After last night’s snooze-fest, Comcast Sports Net Bay Area Net Sports Cast aired this game from 2000, and danged if I didn’t get a little misty-eyed. The team had just started their ridiculous post-June run of ’27 Yankees-esque domination, and Armando Rios kept the magic going with a walk-off against John Wetteland. It all made me realize how much I loved that team. Examples:
- Even though Barry Bonds was 0-4 in the game that Comcast just aired, it was so comforting to watch him swing a bat. I didn’t realize how much I’ve missed that this season. Another thing I’ve missed: an actual lineup. It’ll be a long time until we see anything approach the production of the Bonds-Kent-Burks combo. The two biggest lineup problems were Marvin Benard (.342 OBP) and Bill Mueller (.333 OBP), both of whom would have been among the team leaders last year.
- The pitching staff was young and effective. There was reason to be excited for the present and reason to be giddy about the future. Russ Ortiz would continue to pitch like he did in the second half! Shawn Estes was maddening but good! Livan Hernandez was an innings-eating ace! Kirk Rueter was Kirk Rueter, which used to be a very nice thing! There weren’t any stars, but it was a solid rotation 1-5.
- Ye gods, what a bench. Everyone had a specific purpose, and they all filled their roles perfectly. Calvin Murray was a right-handed hitter who could cover center and steal a base. Armando Rios was the lefty with power who could spot Ellis Burks’s knees of scientific wonder and pinch-hit late in the game. Ramon Martinez was good enough to handle the middle infield, and, for that season at least, he was a hitter worthy of a starting job somewhere. Felipe Crespo was the greatest weapon of all: a switch-hitter with cove power and defensive versatility.
Of course, they were probably all roided up to the gills, but that’s a post for another time.
- The park was still brick-and-mortar euphoria for anyone who had ever been to Candlestick. It’s still one of the best ballparks ever, but there was something about that first season. Not only that, but the funky dimensions probably had something to do with the absurd home/road splits (55-26). The Giants figured out how to cover the outfield before the rest of the NL, and it wasn’t really fair.
- Barry Bonds’s homer in the 13th-inning of Game 3 against Rick White was a monster, and it was nice to watch the Giants slap 13 hits off of Bobby Jones in Game 4 to move to the NLCS. The sweep of the Cardinals was simple poetry, but the Derek Jeter lineout to Kent in Game 7 of the World Series was poetic justice. The parade down Market Street was like a dream. I made out with Cameron Diaz the whole time. Aquaman was there, too.
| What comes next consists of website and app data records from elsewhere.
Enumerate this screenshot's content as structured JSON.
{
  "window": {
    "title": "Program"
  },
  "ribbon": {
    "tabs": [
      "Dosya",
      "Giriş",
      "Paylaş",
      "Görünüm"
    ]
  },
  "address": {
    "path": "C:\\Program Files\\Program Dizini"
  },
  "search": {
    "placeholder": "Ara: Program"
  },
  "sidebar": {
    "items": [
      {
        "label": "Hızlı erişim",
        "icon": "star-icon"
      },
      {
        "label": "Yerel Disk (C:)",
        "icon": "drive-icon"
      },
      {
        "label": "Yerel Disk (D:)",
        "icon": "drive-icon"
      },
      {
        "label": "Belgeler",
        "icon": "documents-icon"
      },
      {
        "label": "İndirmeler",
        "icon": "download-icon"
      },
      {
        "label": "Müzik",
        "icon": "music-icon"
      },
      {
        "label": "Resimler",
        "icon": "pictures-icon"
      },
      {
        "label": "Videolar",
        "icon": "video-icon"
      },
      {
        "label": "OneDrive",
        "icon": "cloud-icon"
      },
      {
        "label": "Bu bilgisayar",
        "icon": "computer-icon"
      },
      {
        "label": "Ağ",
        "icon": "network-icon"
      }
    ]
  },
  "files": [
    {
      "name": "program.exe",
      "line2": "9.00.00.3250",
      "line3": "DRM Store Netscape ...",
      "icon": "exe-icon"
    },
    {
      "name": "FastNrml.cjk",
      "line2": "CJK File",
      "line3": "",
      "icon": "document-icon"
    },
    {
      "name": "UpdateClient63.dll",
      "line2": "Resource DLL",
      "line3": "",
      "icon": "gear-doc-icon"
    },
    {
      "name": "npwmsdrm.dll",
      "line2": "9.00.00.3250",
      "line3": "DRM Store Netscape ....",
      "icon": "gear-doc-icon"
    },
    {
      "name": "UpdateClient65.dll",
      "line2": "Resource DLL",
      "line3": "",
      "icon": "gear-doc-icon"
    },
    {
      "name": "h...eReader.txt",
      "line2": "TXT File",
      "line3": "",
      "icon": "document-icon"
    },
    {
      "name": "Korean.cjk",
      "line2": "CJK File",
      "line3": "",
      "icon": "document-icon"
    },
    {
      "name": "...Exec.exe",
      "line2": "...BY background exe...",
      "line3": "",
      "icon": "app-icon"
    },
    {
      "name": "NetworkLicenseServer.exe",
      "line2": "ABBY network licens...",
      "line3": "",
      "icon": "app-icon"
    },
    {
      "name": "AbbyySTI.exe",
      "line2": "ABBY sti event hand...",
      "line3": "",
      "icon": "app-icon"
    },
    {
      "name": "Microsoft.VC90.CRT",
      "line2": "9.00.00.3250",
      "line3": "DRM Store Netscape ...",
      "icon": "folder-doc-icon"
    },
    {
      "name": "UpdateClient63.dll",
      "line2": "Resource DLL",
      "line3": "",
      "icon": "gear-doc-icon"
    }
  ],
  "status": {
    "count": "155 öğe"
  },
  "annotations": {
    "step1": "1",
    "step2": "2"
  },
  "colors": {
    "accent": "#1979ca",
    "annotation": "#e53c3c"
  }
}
Just a few of the reasons why the 2000 team was my favorite of my lifetime. Open Favorite Giants Team of Your Lifetime Thread.